Who is to blame?: Everyone. In two seasons, John Kuester has not gained the respect of his players, nor any control. Why else would players decided to boycott against him? Why hadn’t Joe Dumars stepped in until after everything happened? The biggest question: How come the players aren’t taking responsibility? Hamilton supposedly has had a talk with Kuester in hopes to mend the relationship, but he avoided all questions on whether he apologized. The team has yet to apologize to the organization or to the fans. The fans that watch as the team continues to struggle, and cross their fingers and hope that there is light at the end of the tunnel. Five members of the Philadelphia 7 were veterans, and the only apology came from a sophomore player: Austin Daye. “With that said, it hurt me to seem my teammates out there with only six players knowing I could help. That’s not a mistake I want to make again. I apologize to the Pistons fans and the Piston family for being late and my tardiness.” Daye still states that he was tardy instead of a protest. However, it is an apology, something the other Philadelphia 7 members haven’t given. Joe Dumars has stated that Kuester has his full support, and also, “We’ve had a long and proud history of being a first class organization that handles its business the right way. We expect everyone that represents the Detroit Pistons to do so in a first class manner and that will continue as we move forward.” It’s almost obvious that Kuester will finish out the season as the head coach. The only change since the incident is that Tracy McGrady has not played since. No one is sure why. Kuester avoided commenting on the subject, and TMac stated that someone should ask Kue. After everything that has happened, there is still a lack of communication in Detroit’s locker room. The players and the coach need to speak to one another.

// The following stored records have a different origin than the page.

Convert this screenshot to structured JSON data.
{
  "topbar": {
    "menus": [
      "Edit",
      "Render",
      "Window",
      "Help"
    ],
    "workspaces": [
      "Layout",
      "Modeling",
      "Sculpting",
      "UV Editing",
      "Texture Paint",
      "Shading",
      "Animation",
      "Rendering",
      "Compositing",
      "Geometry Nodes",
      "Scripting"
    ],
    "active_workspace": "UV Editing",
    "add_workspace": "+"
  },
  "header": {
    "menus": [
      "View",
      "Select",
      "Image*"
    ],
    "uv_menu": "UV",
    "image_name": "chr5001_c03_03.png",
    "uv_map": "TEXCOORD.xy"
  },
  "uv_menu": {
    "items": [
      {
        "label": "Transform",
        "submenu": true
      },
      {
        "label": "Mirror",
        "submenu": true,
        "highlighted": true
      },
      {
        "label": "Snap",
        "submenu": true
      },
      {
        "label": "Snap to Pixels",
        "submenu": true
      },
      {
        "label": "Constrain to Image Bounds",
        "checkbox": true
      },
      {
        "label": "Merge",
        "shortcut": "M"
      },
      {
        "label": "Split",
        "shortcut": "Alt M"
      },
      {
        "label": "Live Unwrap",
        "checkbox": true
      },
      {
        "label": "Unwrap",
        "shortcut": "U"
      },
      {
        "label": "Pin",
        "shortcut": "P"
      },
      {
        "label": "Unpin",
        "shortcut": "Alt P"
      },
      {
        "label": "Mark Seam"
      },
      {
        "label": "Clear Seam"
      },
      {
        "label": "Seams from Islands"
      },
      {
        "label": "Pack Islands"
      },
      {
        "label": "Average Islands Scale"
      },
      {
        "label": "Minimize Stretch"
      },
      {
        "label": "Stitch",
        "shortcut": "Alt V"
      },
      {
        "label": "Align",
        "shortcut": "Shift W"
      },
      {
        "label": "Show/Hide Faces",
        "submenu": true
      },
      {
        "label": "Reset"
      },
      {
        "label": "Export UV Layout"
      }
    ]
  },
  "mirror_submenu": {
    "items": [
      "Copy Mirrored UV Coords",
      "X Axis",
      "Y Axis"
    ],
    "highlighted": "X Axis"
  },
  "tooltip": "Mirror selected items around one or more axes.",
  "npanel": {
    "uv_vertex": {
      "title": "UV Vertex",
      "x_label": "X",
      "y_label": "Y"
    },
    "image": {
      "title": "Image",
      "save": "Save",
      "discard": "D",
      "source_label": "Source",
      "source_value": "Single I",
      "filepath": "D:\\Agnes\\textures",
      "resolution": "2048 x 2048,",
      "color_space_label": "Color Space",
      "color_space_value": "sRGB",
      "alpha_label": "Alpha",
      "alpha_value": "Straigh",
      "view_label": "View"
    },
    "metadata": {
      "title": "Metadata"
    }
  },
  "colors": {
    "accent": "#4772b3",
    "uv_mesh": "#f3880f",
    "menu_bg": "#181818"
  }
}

Regardless of the players’ dislike of Kuester, he is the head coach, and deserves their respect. Especially if they expect to receive respect from him. (“Treat others as you would like to be treated”) The confrontations, the comments to the media, the tweets, and the protest are an embarrassment to a franchise known for its hard work. No team this offseason was fighting for Tracy McGrady, and in Detroit he received a second chance. This is the thanks they get. The team is up for sale, and any major changes can raise the price and prolong yet another obstacle. Would anyone want to own a team whose players decide when they come to work? Players that walk in the showers while the coach is speaking, and have frequent quarrels? The least the players can do is grow up and take responsibility. The avoidance of questions, and the “play stupid” approach is only creating more problems. In January, the team was 2.5 games behind Indiana or the 8th spot in the Eastern Conference. Now, all playoff hopes are lost. The season can’t end soon enough.
The fans thank the Loyal 6 that played in last Friday’s game. If you are paid to show up to practice, and play basketball, then show up for practice and play the game. Be thankful that you have the chance to do so.
* Philadelphia 7 nickname courtesy of Pistons beat writer, Dave Hogg.
**Wallace’s brother recently passed away.
Kateasa is a part-time contributor to Stacheketball and was actually very nice about this. Follow her on Twitter: @Simply_Kateasa